Iran, too, would be affected were Assad to go, he said: "Syria is a critical player that supports a non-Arab state. The West has tried to wean Syria off Iran but has failed."
Barak Seener, a research fellow with the Royal United Services Institute in London, agrees that events in Syria could alter the Middle East landscape.
"A liberal democratic Syria would be more susceptible to peace with Israel, irrespective of the status of the Golan Heights," he said. "In light of the opposition that removed Mubarak, it is questionable whether peace can be made with autocratic leaders that can be removed and not with liberal societies."
Seener says the violence so far does not threaten the regime's existence but "will embolden the majority-Sunni population and Kurdish minority, who deeply resent the political dominance of the Alawi minority, to protest." Al-Assad is an Alawite.
But so far, none of Syria's major cities has seen the sort of unrest witnessed in Daraa. Some Syria-watchers say al-Assad may even turn the crisis to his advantage by pushing through reform despite the hardliners and bureaucratic inertia.
He may also benefit from a fractured opposition. Syrian analyst Murhaf Jouejati at George Washington University says that civil society has been stifled by decades of emergency rule. "The protesters are not organized. The opposition is fragmented," he said. "Civil society is not developed enough to be a counterweight to the state" even if intellectuals leading the opposition enjoy a certain amount of moral authority.
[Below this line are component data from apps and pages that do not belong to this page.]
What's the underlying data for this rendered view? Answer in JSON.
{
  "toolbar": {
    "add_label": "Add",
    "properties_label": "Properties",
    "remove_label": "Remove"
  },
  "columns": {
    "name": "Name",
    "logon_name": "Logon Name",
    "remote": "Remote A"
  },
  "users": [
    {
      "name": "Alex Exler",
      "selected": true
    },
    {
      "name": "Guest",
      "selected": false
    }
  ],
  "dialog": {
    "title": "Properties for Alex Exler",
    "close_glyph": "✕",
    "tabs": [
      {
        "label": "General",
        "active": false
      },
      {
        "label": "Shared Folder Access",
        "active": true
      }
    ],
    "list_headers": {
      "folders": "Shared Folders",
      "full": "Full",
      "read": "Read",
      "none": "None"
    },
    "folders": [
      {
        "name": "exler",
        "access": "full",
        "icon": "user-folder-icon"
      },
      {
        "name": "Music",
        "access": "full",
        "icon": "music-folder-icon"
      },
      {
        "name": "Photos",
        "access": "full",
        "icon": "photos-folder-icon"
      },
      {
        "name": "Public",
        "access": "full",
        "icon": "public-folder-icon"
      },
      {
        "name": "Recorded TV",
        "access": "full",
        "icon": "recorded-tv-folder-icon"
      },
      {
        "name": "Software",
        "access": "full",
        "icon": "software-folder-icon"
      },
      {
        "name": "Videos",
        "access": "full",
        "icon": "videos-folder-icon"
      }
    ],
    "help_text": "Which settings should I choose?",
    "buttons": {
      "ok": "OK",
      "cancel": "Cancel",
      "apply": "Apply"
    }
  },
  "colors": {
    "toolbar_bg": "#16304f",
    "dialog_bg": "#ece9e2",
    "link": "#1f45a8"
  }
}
Other analysts say the sudden announcement of extensive concessions smacks of panic, and that endemic corruption and high unemployment are beyond the government's capacity to fix. In addition, as the International Crisis Group notes, "as a result of events elsewhere in the region, a new awareness and audacity have materialized over the past several weeks in myriad forms of rebelliousness." Fear, if not gone, is no longer so pervasive.
The International Crisis Group says much hinges on al-Assad, who is due to address the nation in the next couple of days. "He alone can prove that change is possible and already in the making, restore some sense of clarity and direction to a bewildered power apparatus and put forward a detailed framework for structural change," it says.
As al-Assad also told the Wall Street Journal in January: "This is the Middle East, where every week you have something new."